_The problem_
Using the data below, return every line that holds the word "list".

==========

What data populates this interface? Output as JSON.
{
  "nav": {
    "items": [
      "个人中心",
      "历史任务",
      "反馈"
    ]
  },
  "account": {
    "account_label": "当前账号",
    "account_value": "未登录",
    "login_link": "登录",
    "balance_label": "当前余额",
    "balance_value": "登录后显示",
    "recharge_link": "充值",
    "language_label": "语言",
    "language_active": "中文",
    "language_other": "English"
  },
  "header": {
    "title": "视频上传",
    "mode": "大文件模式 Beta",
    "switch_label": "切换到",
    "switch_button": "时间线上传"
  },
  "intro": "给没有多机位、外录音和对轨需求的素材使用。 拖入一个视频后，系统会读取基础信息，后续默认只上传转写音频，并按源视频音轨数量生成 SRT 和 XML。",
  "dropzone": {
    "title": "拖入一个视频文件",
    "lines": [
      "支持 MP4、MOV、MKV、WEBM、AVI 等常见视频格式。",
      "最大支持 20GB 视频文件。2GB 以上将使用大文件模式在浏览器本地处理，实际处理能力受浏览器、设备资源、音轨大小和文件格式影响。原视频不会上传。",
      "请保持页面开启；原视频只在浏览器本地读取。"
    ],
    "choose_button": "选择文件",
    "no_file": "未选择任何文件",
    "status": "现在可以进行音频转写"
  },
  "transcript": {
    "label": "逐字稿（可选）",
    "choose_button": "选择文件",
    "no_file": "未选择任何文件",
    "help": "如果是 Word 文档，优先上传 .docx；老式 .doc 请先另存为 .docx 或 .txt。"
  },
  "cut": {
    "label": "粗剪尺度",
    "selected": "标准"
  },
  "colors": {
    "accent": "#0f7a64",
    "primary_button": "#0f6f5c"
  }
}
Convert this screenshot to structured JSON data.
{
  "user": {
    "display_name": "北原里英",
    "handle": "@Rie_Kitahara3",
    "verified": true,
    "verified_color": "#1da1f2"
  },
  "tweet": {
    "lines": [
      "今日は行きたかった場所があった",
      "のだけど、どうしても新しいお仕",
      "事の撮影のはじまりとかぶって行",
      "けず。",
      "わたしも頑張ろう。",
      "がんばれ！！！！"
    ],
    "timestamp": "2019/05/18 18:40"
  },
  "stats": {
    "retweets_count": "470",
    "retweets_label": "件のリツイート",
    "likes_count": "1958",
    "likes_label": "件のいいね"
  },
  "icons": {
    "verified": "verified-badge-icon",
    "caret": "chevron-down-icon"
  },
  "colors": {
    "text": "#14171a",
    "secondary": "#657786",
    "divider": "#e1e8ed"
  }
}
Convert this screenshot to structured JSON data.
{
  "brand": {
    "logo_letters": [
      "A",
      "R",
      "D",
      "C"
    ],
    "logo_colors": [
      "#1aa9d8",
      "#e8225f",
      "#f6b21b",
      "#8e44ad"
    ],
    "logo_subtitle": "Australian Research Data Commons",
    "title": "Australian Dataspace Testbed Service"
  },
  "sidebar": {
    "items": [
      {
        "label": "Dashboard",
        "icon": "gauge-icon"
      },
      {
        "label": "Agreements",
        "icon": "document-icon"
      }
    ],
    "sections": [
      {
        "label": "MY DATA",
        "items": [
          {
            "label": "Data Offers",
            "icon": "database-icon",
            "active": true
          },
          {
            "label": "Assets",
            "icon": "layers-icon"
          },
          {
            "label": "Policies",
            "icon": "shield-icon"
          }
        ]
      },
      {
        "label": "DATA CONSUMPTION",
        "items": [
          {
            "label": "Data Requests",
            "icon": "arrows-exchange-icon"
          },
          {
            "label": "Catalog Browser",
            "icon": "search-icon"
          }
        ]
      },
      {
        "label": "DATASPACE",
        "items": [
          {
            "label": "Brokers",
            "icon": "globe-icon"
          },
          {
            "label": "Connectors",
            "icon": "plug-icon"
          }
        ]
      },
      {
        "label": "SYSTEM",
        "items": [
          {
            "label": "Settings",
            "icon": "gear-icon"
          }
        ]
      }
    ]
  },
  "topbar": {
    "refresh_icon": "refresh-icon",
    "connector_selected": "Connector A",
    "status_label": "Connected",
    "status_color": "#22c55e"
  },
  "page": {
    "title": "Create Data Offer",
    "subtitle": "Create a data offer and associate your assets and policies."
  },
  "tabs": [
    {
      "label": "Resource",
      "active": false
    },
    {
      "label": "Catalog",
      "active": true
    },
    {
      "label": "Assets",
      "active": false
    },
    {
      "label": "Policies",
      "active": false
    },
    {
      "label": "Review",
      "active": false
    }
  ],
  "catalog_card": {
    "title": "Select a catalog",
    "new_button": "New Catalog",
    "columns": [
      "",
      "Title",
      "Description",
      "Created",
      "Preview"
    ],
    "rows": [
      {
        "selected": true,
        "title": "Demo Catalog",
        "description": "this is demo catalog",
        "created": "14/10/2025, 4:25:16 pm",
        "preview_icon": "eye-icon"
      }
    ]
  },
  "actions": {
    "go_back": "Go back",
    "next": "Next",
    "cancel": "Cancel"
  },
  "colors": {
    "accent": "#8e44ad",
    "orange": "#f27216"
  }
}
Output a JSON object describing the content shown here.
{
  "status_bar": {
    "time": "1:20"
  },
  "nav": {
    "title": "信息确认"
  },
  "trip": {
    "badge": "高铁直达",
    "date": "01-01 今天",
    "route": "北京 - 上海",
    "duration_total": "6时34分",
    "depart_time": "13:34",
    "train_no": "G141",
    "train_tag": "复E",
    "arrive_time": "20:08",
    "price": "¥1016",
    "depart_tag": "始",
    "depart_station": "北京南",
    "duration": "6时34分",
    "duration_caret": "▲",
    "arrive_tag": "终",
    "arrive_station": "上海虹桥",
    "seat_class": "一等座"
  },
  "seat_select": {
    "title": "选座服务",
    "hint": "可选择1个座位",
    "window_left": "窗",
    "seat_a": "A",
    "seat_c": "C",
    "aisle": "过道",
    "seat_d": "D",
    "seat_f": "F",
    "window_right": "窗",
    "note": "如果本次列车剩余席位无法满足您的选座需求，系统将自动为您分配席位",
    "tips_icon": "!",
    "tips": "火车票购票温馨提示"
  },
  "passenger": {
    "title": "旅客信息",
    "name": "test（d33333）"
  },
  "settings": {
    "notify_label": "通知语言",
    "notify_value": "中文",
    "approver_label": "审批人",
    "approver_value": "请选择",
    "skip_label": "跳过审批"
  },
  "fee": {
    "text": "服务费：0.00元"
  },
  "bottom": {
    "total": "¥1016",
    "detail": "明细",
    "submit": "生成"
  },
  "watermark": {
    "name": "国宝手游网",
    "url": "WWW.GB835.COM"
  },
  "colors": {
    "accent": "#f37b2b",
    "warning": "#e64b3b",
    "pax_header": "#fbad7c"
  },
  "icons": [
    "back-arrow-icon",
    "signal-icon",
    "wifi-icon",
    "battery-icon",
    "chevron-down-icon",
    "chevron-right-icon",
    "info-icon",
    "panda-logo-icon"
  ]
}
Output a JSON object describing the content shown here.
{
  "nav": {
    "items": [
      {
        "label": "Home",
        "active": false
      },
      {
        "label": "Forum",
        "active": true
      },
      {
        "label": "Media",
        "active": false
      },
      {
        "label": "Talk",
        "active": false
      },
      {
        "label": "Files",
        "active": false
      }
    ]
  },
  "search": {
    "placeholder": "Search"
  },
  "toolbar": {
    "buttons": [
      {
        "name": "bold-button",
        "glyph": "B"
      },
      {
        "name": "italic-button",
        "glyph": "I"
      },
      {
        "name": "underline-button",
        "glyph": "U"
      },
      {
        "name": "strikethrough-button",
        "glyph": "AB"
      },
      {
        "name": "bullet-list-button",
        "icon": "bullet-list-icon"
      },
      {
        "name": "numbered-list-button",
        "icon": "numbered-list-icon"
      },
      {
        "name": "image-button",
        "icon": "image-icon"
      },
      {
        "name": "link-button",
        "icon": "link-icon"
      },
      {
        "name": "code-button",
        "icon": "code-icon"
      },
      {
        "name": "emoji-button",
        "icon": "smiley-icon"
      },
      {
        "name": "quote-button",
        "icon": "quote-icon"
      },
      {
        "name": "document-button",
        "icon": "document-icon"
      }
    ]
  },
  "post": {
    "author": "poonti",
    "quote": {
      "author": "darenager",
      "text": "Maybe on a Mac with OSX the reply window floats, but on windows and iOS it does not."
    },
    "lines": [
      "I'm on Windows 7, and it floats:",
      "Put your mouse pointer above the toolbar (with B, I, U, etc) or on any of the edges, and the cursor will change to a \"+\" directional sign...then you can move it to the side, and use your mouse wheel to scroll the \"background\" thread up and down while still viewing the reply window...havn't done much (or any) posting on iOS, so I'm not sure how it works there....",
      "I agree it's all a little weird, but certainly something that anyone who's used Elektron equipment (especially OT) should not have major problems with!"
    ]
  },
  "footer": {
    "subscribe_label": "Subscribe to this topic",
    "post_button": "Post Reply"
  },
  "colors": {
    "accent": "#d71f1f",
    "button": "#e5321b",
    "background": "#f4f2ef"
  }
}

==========

_Response area_
        "name": "bullet-list-button",
        "icon": "bullet-list-icon"
        "name": "numbered-list-button",
        "icon": "numbered-list-icon"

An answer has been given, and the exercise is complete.